● TASK TO CARRY OUT
Please reproduce all entries word for word, leaving every image behind.

● RAW DATA
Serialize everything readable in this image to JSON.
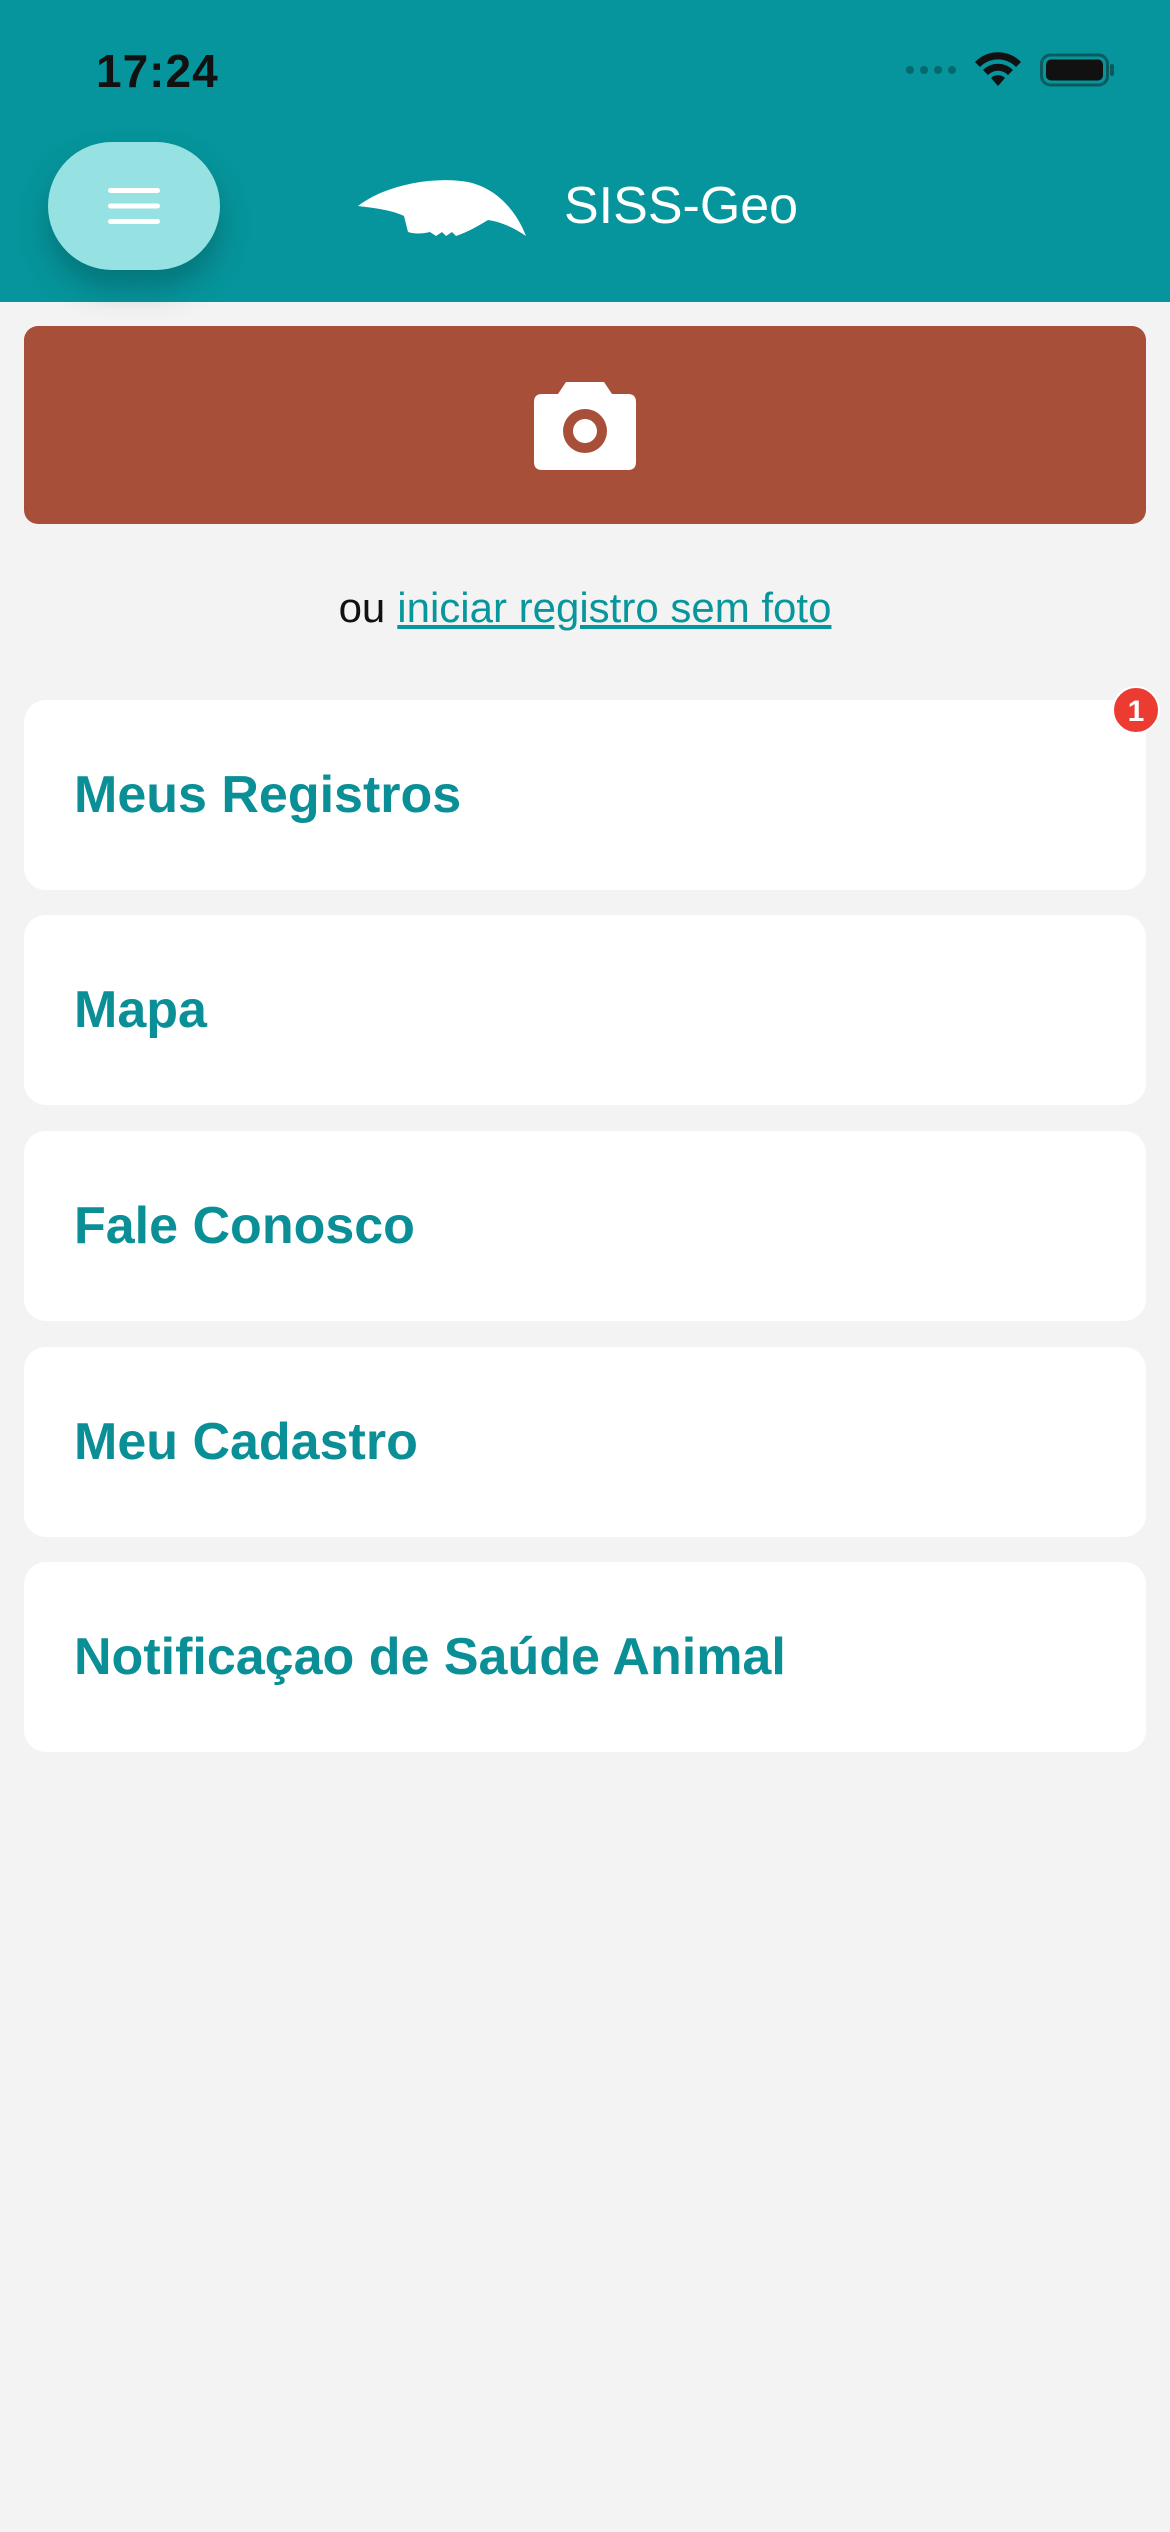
{
  "status_bar": {
    "time": "17:24"
  },
  "header": {
    "title": "SISS-Geo",
    "background_color": "#06959c",
    "menu_icon": "hamburger-icon",
    "logo_icon": "anteater-logo-icon"
  },
  "camera": {
    "icon": "camera-icon",
    "background_color": "#a84f3a"
  },
  "alternative": {
    "prefix": "ou",
    "link_text": "iniciar registro sem foto"
  },
  "menu": {
    "items": [
      {
        "label": "Meus Registros"
      },
      {
        "label": "Mapa"
      },
      {
        "label": "Fale Conosco"
      },
      {
        "label": "Meu Cadastro"
      },
      {
        "label": "Notificaçao de Saúde Animal"
      }
    ],
    "badge_count": "1"
  },
  "colors": {
    "accent": "#0a8f97",
    "badge": "#ec3b30",
    "page_background": "#f3f3f3"
  }
}
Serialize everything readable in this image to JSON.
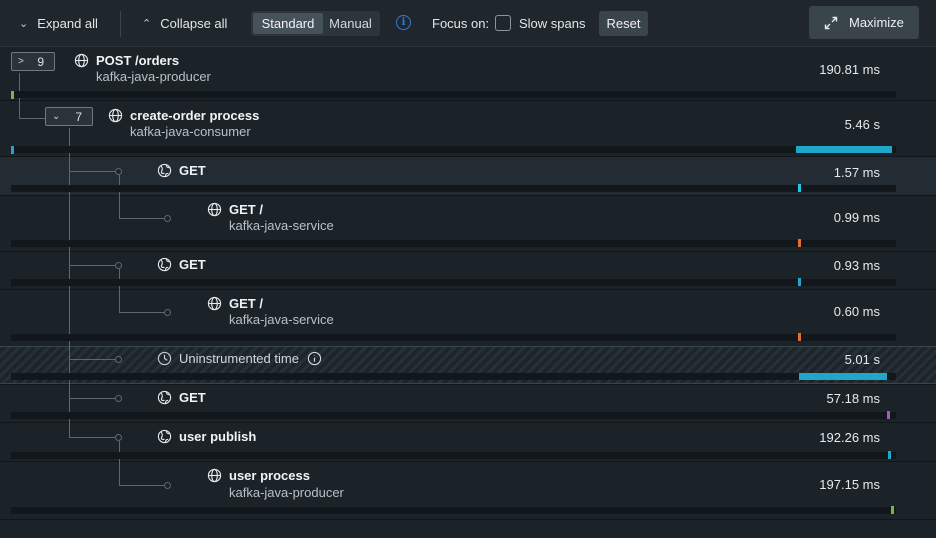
{
  "toolbar": {
    "expand_all": "Expand all",
    "collapse_all": "Collapse all",
    "view_standard": "Standard",
    "view_manual": "Manual",
    "focus_on": "Focus on:",
    "slow_spans": "Slow spans",
    "reset": "Reset",
    "maximize": "Maximize"
  },
  "spans": [
    {
      "name": "POST /orders",
      "service": "kafka-java-producer",
      "duration": "190.81 ms",
      "children_count": "9"
    },
    {
      "name": "create-order process",
      "service": "kafka-java-consumer",
      "duration": "5.46 s",
      "children_count": "7"
    },
    {
      "name": "GET",
      "service": "",
      "duration": "1.57 ms"
    },
    {
      "name": "GET /",
      "service": "kafka-java-service",
      "duration": "0.99 ms"
    },
    {
      "name": "GET",
      "service": "",
      "duration": "0.93 ms"
    },
    {
      "name": "GET /",
      "service": "kafka-java-service",
      "duration": "0.60 ms"
    },
    {
      "name": "Uninstrumented time",
      "service": "",
      "duration": "5.01 s"
    },
    {
      "name": "GET",
      "service": "",
      "duration": "57.18 ms"
    },
    {
      "name": "user publish",
      "service": "",
      "duration": "192.26 ms"
    },
    {
      "name": "user process",
      "service": "kafka-java-producer",
      "duration": "197.15 ms"
    }
  ],
  "colors": {
    "accent_blue": "#2f7de1",
    "bar_cyan": "#1fa6c9",
    "mark_green": "#7cb342",
    "mark_orange": "#e0703a",
    "mark_purple": "#a855c9"
  },
  "icons": {
    "global_span": "globe-icon",
    "external_span": "globe-crossed-icon",
    "uninstrumented": "clock-icon"
  }
}
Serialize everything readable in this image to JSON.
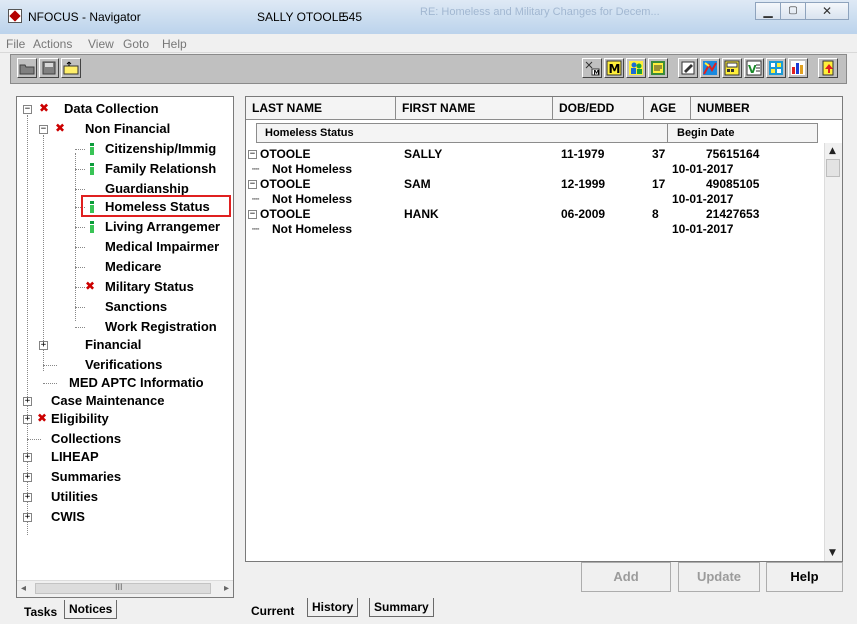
{
  "window": {
    "title": "NFOCUS - Navigator",
    "user": "SALLY OTOOLE",
    "case_number": "545",
    "faint_text": "RE: Homeless and Military Changes for Decem..."
  },
  "menu": [
    "File",
    "Actions",
    "View",
    "Goto",
    "Help"
  ],
  "toolbar": {
    "left_icons": [
      "open-folder-icon",
      "save-disk-icon",
      "new-folder-icon"
    ],
    "right_icons": [
      "case-tool-icon",
      "m-icon",
      "people-icon",
      "notes-icon",
      "edit-icon",
      "map-icon",
      "calculator-icon",
      "v-icon",
      "grid-icon",
      "bar-chart-icon",
      "exit-icon"
    ]
  },
  "tree": {
    "items": [
      {
        "label": "Data Collection",
        "level": 0,
        "expander": "minus",
        "marker": "red-x"
      },
      {
        "label": "Non Financial",
        "level": 1,
        "expander": "minus",
        "marker": "red-x"
      },
      {
        "label": "Citizenship/Immig",
        "level": 2,
        "marker": "green-i"
      },
      {
        "label": "Family Relationsh",
        "level": 2,
        "marker": "green-i"
      },
      {
        "label": "Guardianship",
        "level": 2,
        "marker": ""
      },
      {
        "label": "Homeless Status",
        "level": 2,
        "marker": "green-i",
        "selected": true
      },
      {
        "label": "Living Arrangemer",
        "level": 2,
        "marker": "green-i"
      },
      {
        "label": "Medical Impairmer",
        "level": 2,
        "marker": ""
      },
      {
        "label": "Medicare",
        "level": 2,
        "marker": ""
      },
      {
        "label": "Military Status",
        "level": 2,
        "marker": "red-x"
      },
      {
        "label": "Sanctions",
        "level": 2,
        "marker": ""
      },
      {
        "label": "Work Registration",
        "level": 2,
        "marker": ""
      },
      {
        "label": "Financial",
        "level": 1,
        "expander": "plus",
        "marker": ""
      },
      {
        "label": "Verifications",
        "level": 1,
        "marker": ""
      },
      {
        "label": "MED APTC Informatio",
        "level": 1,
        "marker": ""
      },
      {
        "label": "Case Maintenance",
        "level": 0,
        "expander": "plus",
        "marker": ""
      },
      {
        "label": "Eligibility",
        "level": 0,
        "expander": "plus",
        "marker": "red-x"
      },
      {
        "label": "Collections",
        "level": 0,
        "marker": ""
      },
      {
        "label": "LIHEAP",
        "level": 0,
        "expander": "plus",
        "marker": ""
      },
      {
        "label": "Summaries",
        "level": 0,
        "expander": "plus",
        "marker": ""
      },
      {
        "label": "Utilities",
        "level": 0,
        "expander": "plus",
        "marker": ""
      },
      {
        "label": "CWIS",
        "level": 0,
        "expander": "plus",
        "marker": ""
      }
    ],
    "scroll_thumb_label": "III"
  },
  "left_tabs": {
    "tasks": "Tasks",
    "notices": "Notices"
  },
  "grid": {
    "columns": [
      "LAST NAME",
      "FIRST NAME",
      "DOB/EDD",
      "AGE",
      "NUMBER"
    ],
    "sub_columns": [
      "Homeless Status",
      "Begin Date"
    ],
    "records": [
      {
        "last": "OTOOLE",
        "first": "SALLY",
        "dob": "11-1979",
        "age": "37",
        "number": "75615164",
        "status": "Not Homeless",
        "begin": "10-01-2017"
      },
      {
        "last": "OTOOLE",
        "first": "SAM",
        "dob": "12-1999",
        "age": "17",
        "number": "49085105",
        "status": "Not Homeless",
        "begin": "10-01-2017"
      },
      {
        "last": "OTOOLE",
        "first": "HANK",
        "dob": "06-2009",
        "age": "8",
        "number": "21427653",
        "status": "Not Homeless",
        "begin": "10-01-2017"
      }
    ]
  },
  "buttons": {
    "add": "Add",
    "update": "Update",
    "help": "Help"
  },
  "right_tabs": {
    "current": "Current",
    "history": "History",
    "summary": "Summary"
  }
}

● RESULT FOR THIS TASK
Serialize everything readable in this image to JSON.
{
  "status_bar": {
    "time": "17:24"
  },
  "header": {
    "title": "SISS-Geo",
    "background_color": "#06959c",
    "menu_icon": "hamburger-icon",
    "logo_icon": "anteater-logo-icon"
  },
  "camera": {
    "icon": "camera-icon",
    "background_color": "#a84f3a"
  },
  "alternative": {
    "prefix": "ou",
    "link_text": "iniciar registro sem foto"
  },
  "menu": {
    "items": [
      {
        "label": "Meus Registros"
      },
      {
        "label": "Mapa"
      },
      {
        "label": "Fale Conosco"
      },
      {
        "label": "Meu Cadastro"
      },
      {
        "label": "Notificaçao de Saúde Animal"
      }
    ],
    "badge_count": "1"
  },
  "colors": {
    "accent": "#0a8f97",
    "badge": "#ec3b30",
    "page_background": "#f3f3f3"
  }
}
Serialize everything readable in this image to JSON.
{
  "toolbar": {
    "expand_all": "Expand all",
    "collapse_all": "Collapse all",
    "view_standard": "Standard",
    "view_manual": "Manual",
    "focus_on": "Focus on:",
    "slow_spans": "Slow spans",
    "reset": "Reset",
    "maximize": "Maximize"
  },
  "spans": [
    {
      "name": "POST /orders",
      "service": "kafka-java-producer",
      "duration": "190.81 ms",
      "children_count": "9"
    },
    {
      "name": "create-order process",
      "service": "kafka-java-consumer",
      "duration": "5.46 s",
      "children_count": "7"
    },
    {
      "name": "GET",
      "service": "",
      "duration": "1.57 ms"
    },
    {
      "name": "GET /",
      "service": "kafka-java-service",
      "duration": "0.99 ms"
    },
    {
      "name": "GET",
      "service": "",
      "duration": "0.93 ms"
    },
    {
      "name": "GET /",
      "service": "kafka-java-service",
      "duration": "0.60 ms"
    },
    {
      "name": "Uninstrumented time",
      "service": "",
      "duration": "5.01 s"
    },
    {
      "name": "GET",
      "service": "",
      "duration": "57.18 ms"
    },
    {
      "name": "user publish",
      "service": "",
      "duration": "192.26 ms"
    },
    {
      "name": "user process",
      "service": "kafka-java-producer",
      "duration": "197.15 ms"
    }
  ],
  "colors": {
    "accent_blue": "#2f7de1",
    "bar_cyan": "#1fa6c9",
    "mark_green": "#7cb342",
    "mark_orange": "#e0703a",
    "mark_purple": "#a855c9"
  },
  "icons": {
    "global_span": "globe-icon",
    "external_span": "globe-crossed-icon",
    "uninstrumented": "clock-icon"
  }
}
Serialize everything readable in this image to JSON.
{
  "window": {
    "title": "NFOCUS - Navigator",
    "user": "SALLY OTOOLE",
    "case_number": "545",
    "faint_text": "RE: Homeless and Military Changes for Decem..."
  },
  "menu": [
    "File",
    "Actions",
    "View",
    "Goto",
    "Help"
  ],
  "toolbar": {
    "left_icons": [
      "open-folder-icon",
      "save-disk-icon",
      "new-folder-icon"
    ],
    "right_icons": [
      "case-tool-icon",
      "m-icon",
      "people-icon",
      "notes-icon",
      "edit-icon",
      "map-icon",
      "calculator-icon",
      "v-icon",
      "grid-icon",
      "bar-chart-icon",
      "exit-icon"
    ]
  },
  "tree": {
    "items": [
      {
        "label": "Data Collection",
        "level": 0,
        "expander": "minus",
        "marker": "red-x"
      },
      {
        "label": "Non Financial",
        "level": 1,
        "expander": "minus",
        "marker": "red-x"
      },
      {
        "label": "Citizenship/Immig",
        "level": 2,
        "marker": "green-i"
      },
      {
        "label": "Family Relationsh",
        "level": 2,
        "marker": "green-i"
      },
      {
        "label": "Guardianship",
        "level": 2,
        "marker": ""
      },
      {
        "label": "Homeless Status",
        "level": 2,
        "marker": "green-i",
        "selected": true
      },
      {
        "label": "Living Arrangemer",
        "level": 2,
        "marker": "green-i"
      },
      {
        "label": "Medical Impairmer",
        "level": 2,
        "marker": ""
      },
      {
        "label": "Medicare",
        "level": 2,
        "marker": ""
      },
      {
        "label": "Military Status",
        "level": 2,
        "marker": "red-x"
      },
      {
        "label": "Sanctions",
        "level": 2,
        "marker": ""
      },
      {
        "label": "Work Registration",
        "level": 2,
        "marker": ""
      },
      {
        "label": "Financial",
        "level": 1,
        "expander": "plus",
        "marker": ""
      },
      {
        "label": "Verifications",
        "level": 1,
        "marker": ""
      },
      {
        "label": "MED APTC Informatio",
        "level": 1,
        "marker": ""
      },
      {
        "label": "Case Maintenance",
        "level": 0,
        "expander": "plus",
        "marker": ""
      },
      {
        "label": "Eligibility",
        "level": 0,
        "expander": "plus",
        "marker": "red-x"
      },
      {
        "label": "Collections",
        "level": 0,
        "marker": ""
      },
      {
        "label": "LIHEAP",
        "level": 0,
        "expander": "plus",
        "marker": ""
      },
      {
        "label": "Summaries",
        "level": 0,
        "expander": "plus",
        "marker": ""
      },
      {
        "label": "Utilities",
        "level": 0,
        "expander": "plus",
        "marker": ""
      },
      {
        "label": "CWIS",
        "level": 0,
        "expander": "plus",
        "marker": ""
      }
    ],
    "scroll_thumb_label": "III"
  },
  "left_tabs": {
    "tasks": "Tasks",
    "notices": "Notices"
  },
  "grid": {
    "columns": [
      "LAST NAME",
      "FIRST NAME",
      "DOB/EDD",
      "AGE",
      "NUMBER"
    ],
    "sub_columns": [
      "Homeless Status",
      "Begin Date"
    ],
    "records": [
      {
        "last": "OTOOLE",
        "first": "SALLY",
        "dob": "11-1979",
        "age": "37",
        "number": "75615164",
        "status": "Not Homeless",
        "begin": "10-01-2017"
      },
      {
        "last": "OTOOLE",
        "first": "SAM",
        "dob": "12-1999",
        "age": "17",
        "number": "49085105",
        "status": "Not Homeless",
        "begin": "10-01-2017"
      },
      {
        "last": "OTOOLE",
        "first": "HANK",
        "dob": "06-2009",
        "age": "8",
        "number": "21427653",
        "status": "Not Homeless",
        "begin": "10-01-2017"
      }
    ]
  },
  "buttons": {
    "add": "Add",
    "update": "Update",
    "help": "Help"
  },
  "right_tabs": {
    "current": "Current",
    "history": "History",
    "summary": "Summary"
  }
}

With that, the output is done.